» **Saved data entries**
● ● ● ●
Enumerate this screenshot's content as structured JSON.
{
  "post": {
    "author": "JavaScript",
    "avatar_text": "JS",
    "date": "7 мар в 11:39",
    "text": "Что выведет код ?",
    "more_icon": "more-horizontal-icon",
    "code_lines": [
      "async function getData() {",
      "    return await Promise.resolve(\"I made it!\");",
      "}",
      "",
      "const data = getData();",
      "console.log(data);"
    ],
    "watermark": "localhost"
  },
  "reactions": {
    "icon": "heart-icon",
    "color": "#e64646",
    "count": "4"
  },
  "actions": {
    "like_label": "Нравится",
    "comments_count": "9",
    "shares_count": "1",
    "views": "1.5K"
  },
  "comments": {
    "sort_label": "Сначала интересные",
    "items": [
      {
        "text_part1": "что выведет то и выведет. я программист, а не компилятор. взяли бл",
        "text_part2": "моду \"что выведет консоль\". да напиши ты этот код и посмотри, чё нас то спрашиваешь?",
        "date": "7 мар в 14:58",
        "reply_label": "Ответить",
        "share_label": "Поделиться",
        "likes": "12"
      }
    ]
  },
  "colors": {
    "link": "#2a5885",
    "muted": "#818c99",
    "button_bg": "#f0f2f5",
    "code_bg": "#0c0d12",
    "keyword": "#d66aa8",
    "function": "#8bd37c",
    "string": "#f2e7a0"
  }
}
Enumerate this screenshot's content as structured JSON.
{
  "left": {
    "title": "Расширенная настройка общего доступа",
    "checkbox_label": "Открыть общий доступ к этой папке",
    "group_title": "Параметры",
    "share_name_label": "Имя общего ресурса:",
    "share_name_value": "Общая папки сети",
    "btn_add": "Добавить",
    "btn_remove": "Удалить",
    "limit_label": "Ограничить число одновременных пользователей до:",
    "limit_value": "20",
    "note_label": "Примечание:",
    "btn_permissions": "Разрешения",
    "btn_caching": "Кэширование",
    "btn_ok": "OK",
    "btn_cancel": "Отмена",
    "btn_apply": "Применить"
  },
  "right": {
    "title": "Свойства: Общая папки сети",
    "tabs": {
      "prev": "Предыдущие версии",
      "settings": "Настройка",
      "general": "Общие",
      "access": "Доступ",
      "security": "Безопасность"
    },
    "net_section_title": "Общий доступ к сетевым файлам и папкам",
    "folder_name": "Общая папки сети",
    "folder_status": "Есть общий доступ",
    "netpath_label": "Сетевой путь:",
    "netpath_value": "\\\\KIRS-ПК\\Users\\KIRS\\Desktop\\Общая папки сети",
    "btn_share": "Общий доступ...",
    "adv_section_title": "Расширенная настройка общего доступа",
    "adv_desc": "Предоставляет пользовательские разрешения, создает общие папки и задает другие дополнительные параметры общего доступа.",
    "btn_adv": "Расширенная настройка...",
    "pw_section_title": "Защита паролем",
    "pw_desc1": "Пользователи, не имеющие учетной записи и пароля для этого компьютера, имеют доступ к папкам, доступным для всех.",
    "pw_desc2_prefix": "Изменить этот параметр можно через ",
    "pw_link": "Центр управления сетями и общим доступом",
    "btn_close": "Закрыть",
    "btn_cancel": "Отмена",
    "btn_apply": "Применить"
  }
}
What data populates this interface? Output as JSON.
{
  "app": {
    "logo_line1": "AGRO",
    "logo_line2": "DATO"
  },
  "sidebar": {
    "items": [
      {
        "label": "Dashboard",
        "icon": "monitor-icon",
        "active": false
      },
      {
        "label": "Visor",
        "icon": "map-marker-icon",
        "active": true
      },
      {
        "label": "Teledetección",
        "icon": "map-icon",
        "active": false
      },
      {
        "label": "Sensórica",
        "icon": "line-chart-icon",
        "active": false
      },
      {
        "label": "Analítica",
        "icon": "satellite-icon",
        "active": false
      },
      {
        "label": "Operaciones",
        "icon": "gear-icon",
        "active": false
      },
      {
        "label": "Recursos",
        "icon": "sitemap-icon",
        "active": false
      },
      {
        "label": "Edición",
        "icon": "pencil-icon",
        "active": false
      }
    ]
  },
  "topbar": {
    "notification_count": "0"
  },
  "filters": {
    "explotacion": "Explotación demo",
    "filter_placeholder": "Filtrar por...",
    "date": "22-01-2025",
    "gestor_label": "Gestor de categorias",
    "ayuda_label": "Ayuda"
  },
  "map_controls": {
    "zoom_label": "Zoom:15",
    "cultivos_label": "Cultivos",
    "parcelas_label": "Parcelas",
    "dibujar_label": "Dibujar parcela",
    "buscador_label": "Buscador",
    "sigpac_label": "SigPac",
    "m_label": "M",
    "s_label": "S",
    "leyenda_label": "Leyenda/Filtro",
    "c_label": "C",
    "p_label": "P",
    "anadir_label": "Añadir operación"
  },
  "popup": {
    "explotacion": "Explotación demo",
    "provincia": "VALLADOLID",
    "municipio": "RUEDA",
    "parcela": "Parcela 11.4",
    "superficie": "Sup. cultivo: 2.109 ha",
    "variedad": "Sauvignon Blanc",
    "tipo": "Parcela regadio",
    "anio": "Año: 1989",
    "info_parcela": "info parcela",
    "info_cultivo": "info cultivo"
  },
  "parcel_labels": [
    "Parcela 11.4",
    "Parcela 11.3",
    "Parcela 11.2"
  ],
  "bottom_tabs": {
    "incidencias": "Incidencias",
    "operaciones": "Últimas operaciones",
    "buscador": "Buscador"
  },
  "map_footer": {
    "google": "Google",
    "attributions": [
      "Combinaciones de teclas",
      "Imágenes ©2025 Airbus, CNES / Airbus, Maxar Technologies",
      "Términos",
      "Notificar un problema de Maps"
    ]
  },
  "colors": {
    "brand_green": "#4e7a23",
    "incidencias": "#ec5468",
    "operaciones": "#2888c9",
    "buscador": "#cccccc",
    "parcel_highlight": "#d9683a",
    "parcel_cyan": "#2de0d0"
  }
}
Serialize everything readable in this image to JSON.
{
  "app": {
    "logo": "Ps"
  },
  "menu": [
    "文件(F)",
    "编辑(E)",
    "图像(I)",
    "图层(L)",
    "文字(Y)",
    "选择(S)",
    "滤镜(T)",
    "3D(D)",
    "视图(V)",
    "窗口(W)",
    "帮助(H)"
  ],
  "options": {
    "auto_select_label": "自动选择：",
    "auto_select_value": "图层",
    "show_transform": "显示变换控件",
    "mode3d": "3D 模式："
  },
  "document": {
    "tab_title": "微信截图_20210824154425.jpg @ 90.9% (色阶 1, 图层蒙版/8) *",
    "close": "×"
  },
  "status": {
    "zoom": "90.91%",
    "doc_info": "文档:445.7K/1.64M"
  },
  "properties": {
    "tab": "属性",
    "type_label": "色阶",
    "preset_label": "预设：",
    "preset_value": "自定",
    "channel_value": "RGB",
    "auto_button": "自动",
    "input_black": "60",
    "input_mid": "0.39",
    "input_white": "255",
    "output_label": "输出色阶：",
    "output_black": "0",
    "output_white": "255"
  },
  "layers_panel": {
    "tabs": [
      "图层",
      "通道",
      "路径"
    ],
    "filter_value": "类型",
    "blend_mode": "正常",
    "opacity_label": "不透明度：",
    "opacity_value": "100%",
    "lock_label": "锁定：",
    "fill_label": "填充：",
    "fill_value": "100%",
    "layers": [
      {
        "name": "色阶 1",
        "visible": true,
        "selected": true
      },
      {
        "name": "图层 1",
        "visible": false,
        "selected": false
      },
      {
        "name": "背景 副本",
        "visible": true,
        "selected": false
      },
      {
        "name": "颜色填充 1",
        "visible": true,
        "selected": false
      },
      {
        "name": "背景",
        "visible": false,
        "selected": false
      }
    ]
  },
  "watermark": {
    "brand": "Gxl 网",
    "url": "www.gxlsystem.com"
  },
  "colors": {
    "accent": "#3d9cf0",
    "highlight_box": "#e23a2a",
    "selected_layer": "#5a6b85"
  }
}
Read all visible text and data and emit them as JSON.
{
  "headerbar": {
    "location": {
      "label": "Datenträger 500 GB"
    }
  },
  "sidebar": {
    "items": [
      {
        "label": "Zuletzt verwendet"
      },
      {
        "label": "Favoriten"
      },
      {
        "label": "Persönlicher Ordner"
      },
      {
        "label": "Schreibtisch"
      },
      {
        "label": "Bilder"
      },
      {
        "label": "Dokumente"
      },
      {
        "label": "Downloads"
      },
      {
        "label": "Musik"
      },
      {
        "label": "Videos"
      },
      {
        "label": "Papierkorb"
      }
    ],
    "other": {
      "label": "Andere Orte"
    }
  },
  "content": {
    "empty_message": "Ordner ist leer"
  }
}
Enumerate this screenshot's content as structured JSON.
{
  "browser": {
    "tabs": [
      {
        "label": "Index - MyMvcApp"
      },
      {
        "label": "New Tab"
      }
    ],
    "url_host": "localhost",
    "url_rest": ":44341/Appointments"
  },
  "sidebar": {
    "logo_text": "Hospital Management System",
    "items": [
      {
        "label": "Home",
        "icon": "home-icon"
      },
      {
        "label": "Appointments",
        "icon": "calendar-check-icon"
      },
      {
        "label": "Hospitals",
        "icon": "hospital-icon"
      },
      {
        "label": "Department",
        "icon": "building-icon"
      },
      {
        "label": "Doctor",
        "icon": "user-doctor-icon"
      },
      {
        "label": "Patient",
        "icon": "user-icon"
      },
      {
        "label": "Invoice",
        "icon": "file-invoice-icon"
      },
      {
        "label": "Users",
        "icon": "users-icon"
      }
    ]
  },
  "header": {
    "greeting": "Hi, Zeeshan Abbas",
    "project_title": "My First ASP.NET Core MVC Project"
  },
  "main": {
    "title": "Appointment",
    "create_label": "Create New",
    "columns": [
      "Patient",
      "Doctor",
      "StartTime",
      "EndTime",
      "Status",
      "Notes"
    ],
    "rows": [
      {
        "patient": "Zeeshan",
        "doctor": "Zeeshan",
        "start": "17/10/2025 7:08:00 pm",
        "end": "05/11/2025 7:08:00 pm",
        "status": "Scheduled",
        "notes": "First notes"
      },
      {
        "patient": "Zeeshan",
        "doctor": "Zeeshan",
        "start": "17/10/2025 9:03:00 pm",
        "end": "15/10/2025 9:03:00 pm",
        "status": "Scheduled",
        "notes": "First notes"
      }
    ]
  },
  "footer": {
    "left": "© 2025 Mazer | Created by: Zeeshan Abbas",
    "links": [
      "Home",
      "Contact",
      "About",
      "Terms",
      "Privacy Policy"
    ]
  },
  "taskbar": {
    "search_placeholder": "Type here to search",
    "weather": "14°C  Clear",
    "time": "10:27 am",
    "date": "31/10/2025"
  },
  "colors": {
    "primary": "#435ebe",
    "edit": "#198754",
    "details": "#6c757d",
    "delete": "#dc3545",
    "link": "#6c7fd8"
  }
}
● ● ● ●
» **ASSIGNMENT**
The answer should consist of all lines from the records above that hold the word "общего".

» **TASK RESPONSE**
    "title": "Расширенная настройка общего доступа",
    "share_name_label": "Имя общего ресурса:",
    "adv_section_title": "Расширенная настройка общего доступа",
    "adv_desc": "Предоставляет пользовательские разрешения, создает общие папки и задает другие дополнительные параметры общего доступа.",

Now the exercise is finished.